FT-Ko - Ko-Gata Sensha

Ensimmäisen maailmansodan jälkeen, monet Euroopan maat yrittivät koneellistaa niiden ratsuväen. Näiden maiden joukossa oli tietenkin myös japani.

Japanin ratsuväki kokeili erilaisia ​​panssaroituja autoja ilman sanottavampaa menestystä. 
Pyörillä liikkuvat panssaroidut autot eivät olleet paras vaihtoehto armeijan toimiin mantsuriassa koska tie-olosuhteet olivat huonot, tai hyvin puutteelliset, lisäksi ankara talvi ilmasto runsainen lumi-sateineen haittasi pyörillä liikkuvien autojen käyttöä.

Japanin armeija (kuten Yhdysvaltojen, Ranskan, Britannian ja Venäjän armeijat) kokeili erilaisia ​​menetelmiä integroida modernit panssari perinteiseen hevosen rooliin ratsuväen käytössä ja  kokoonpanoissa.
FT-Ko tankki. Kolmetoista tankkia ostettu ja kuljetettu japaniin 1919.
Käyttäjänä Japanin Keisarillinen Armeija. 
Vaunujen aseistuksena Puteaux SA 18 tykki tai yksi konekivääri.
Japani käytti tankkeja Mantshurian tapahtumissa ja tämän jälkeen koulutus käytössä.

After World War I, many European countries attempted to mechanize their cavalry. In parallel, Japanese cavalry also experimented with a variety of armored cars with limited success. 

These wheeled armored cars were not suitable for most operations in Manchuria, due to the poor road conditions and severe winter climate. Na Sopkah Manchzhurii
History of Manchuria.

Inner Manchuria also came under strong Russian influence with the building of the Chinese Eastern Railway through Harbin to Vladivostok. In the Chuang Guandong movement, many Han farmers, mostly from the Shandong peninsula moved there. By 1921, Harbin, northern Manchuria's largest city, had a population of 300,000, including 100,000 Russians.

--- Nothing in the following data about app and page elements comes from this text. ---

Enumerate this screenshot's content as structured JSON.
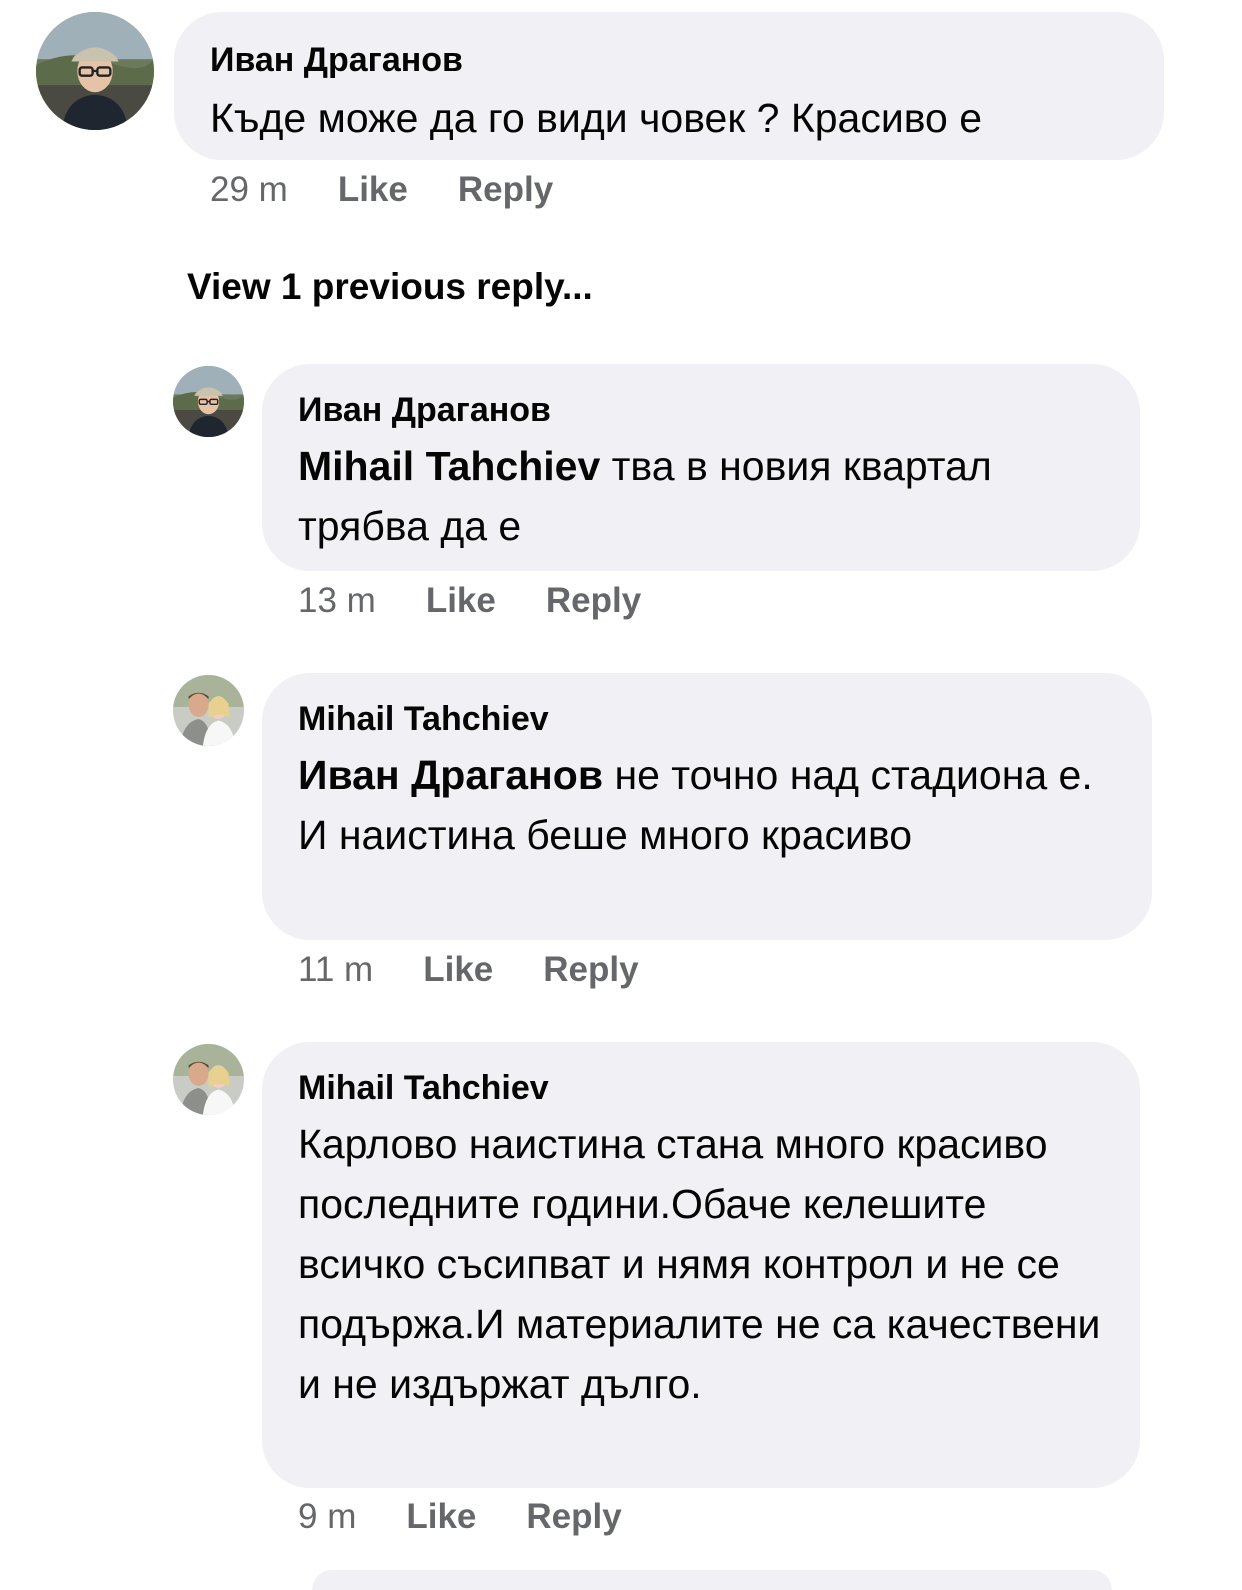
{
  "comments": [
    {
      "author": "Иван Драганов",
      "mention": "",
      "text": "Къде може да го види човек ? Красиво е",
      "time": "29 m",
      "like_label": "Like",
      "reply_label": "Reply",
      "avatar_icon": "avatar-man-cap-glasses"
    },
    {
      "author": "Иван Драганов",
      "mention": "Mihail Tahchiev",
      "text": " тва в новия квартал трябва да е",
      "time": "13 m",
      "like_label": "Like",
      "reply_label": "Reply",
      "avatar_icon": "avatar-man-cap-glasses"
    },
    {
      "author": "Mihail Tahchiev",
      "mention": "Иван Драганов",
      "text": " не точно над стадиона е. И наистина беше много красиво",
      "time": "11 m",
      "like_label": "Like",
      "reply_label": "Reply",
      "avatar_icon": "avatar-couple"
    },
    {
      "author": "Mihail Tahchiev",
      "mention": "",
      "text": "Карлово наистина стана много красиво последните години.Обаче келешите всичко съсипват и нямя контрол и не се подържа.И материалите не са качествени и не издържат дълго.",
      "time": "9 m",
      "like_label": "Like",
      "reply_label": "Reply",
      "avatar_icon": "avatar-couple"
    }
  ],
  "view_previous": "View 1 previous reply...",
  "colors": {
    "bubble": "#f0f0f5",
    "meta_text": "#65676b",
    "primary_text": "#050505"
  }
}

Japan replaced Russian influence in the southern half of Inner Manchuria as a result of the Russo - Japanese War in 1904–1905. Most of the southern branch of the Chinese Eastern Railway was transferred from Russia to Japan, and became the South Manchurian Railway. Japanese influence extended into Outer Manchuria in the wake of the Russian Revolution of 1917, but Outer Manchuria had reverted to Soviet control by 1925. 

                                                                Japan Whippet tanks 
                         A few (perhaps six) were exported to Japan, where they remained in service until around 1930
Battle of Lake Khasan

Manchuria was an important region for its rich mineral and coal reserves, and its soil is perfect for soy and barley production. For pre–World War II Japan, Manchuria was an essential source of raw materials. Without occupying Manchuria, the Japanese probably could not have carried out their plan for conquest over Southeast Asia or taken the risk to attack Pearl Harbor and the British Empire in 1941.
Japan's army (like the US, French, British and Russian armies) tried various methods to integrate modern armor into their traditional horse cavalry formations.

At the close of World War I, the Imperial Japanese Army obtained a variety of models from foreign sources. 

The Japanese did not have any indigenous tank production capability and until they could set up the factories and infrastructure continued buying from foreign sources.

Near the end of World War I, the Japanese showed an interest in armored warfare and tanks and obtained a variety of models from foreign sources. 
The Mk IV was purchased in October 1918 while the Whippets and Renaults were acquired in 1919.
These models included one British Heavy Mk IV and six Medium Mark A Whippets, along with thirteen French Renault FTs... 
...later designated Ko-Gata Sensha or Type A Tank. 

With this beginning, the Imperial Japanese Army establish an armored force in 1925. 
The Imperial Japanese Army purchased the Renault FTs from France, and in 1929 when its replacement came out, they were able to acquire 10 of the Renault NC1... 
  ...but this is another story, someday

...designated Otsu-Gata Sensha or Type B Tank. 

Building tanks of their own met several problems, as Japan's priority tended to be with naval procurements so production for tank steel would have been on a lower level. 

However they were able to finally get to actually designing the tanks by the mid-1920s.

2 kommenttia:

  1. And now they make most of the worlds cars!

    1. Yep
      And a very flat quality, work well and is reliable.
      But they also carry a great deal and very good diesel engines.
      Isuzu is the world's largest manufacturer of diesel engines
      bigger than the Mercedes-Benz
      (the first V-8 diesel / isuzu)
      There are not many excavator, (7.5 tons - 25 tons), who does not use the Isuzu engine
      the second sign is Hino (Toyota heavy engine series).


Any explosive ammunition or empty cores, you can put in this.